Your goal:
Report back each line of the data that contains the word "more".

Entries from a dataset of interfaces

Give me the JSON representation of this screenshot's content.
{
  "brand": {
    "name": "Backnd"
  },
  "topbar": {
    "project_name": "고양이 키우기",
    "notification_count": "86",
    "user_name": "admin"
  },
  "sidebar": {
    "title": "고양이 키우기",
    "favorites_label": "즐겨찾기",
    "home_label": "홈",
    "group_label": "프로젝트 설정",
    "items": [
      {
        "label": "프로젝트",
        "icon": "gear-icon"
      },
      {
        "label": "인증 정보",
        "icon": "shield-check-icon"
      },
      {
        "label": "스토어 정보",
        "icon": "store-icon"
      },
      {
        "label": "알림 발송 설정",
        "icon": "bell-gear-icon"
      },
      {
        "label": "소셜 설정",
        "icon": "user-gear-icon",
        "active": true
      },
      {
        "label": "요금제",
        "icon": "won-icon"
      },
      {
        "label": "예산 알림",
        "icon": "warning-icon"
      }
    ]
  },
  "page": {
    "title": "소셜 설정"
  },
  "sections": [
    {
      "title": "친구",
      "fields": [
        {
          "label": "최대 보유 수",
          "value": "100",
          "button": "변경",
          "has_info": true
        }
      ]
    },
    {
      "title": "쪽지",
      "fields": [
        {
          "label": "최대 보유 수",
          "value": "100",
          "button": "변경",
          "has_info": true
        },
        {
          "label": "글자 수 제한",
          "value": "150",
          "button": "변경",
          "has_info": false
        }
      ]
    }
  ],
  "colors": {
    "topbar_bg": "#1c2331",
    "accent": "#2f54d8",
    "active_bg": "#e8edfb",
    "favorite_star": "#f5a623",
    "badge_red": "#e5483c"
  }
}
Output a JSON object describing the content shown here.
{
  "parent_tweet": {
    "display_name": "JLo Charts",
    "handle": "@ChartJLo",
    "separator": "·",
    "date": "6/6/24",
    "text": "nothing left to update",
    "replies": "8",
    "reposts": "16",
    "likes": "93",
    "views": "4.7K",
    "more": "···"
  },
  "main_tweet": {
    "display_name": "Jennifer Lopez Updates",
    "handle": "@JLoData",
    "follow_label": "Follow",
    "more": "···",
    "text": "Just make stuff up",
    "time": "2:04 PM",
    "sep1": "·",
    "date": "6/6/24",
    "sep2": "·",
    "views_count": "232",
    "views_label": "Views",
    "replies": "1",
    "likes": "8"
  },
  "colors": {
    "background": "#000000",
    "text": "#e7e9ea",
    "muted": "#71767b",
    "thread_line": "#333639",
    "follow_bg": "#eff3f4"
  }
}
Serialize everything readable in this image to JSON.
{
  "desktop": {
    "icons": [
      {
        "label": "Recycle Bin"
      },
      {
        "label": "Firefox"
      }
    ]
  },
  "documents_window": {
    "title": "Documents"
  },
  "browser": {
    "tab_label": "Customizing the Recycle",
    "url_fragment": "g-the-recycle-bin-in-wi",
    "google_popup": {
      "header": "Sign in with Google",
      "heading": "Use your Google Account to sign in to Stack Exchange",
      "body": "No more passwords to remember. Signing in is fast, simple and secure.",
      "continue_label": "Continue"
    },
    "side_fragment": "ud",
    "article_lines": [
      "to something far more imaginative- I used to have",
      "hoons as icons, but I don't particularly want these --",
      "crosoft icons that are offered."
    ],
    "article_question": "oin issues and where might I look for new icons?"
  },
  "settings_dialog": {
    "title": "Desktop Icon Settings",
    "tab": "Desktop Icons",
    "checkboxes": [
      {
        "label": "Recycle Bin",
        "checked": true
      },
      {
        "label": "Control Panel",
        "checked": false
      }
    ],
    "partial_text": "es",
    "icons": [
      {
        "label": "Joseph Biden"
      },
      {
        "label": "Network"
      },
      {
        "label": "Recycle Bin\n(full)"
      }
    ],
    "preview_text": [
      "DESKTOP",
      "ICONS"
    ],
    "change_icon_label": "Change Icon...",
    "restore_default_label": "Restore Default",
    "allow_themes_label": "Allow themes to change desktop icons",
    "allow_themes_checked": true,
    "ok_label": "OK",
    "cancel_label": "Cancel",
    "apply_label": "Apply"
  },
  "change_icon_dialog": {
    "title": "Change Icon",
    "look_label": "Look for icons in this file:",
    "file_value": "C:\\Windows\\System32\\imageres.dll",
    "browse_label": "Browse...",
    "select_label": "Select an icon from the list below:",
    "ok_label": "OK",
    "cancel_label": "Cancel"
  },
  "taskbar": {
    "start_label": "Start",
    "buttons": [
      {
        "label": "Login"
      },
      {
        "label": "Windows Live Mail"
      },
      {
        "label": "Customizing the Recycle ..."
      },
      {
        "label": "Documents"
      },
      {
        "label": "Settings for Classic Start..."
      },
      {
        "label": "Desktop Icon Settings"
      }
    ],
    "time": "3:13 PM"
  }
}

Answer space:
    "more": "···"
    "more": "···",
      "body": "No more passwords to remember. Signing in is fast, simple and secure.",
      "to something far more imaginative- I used to have",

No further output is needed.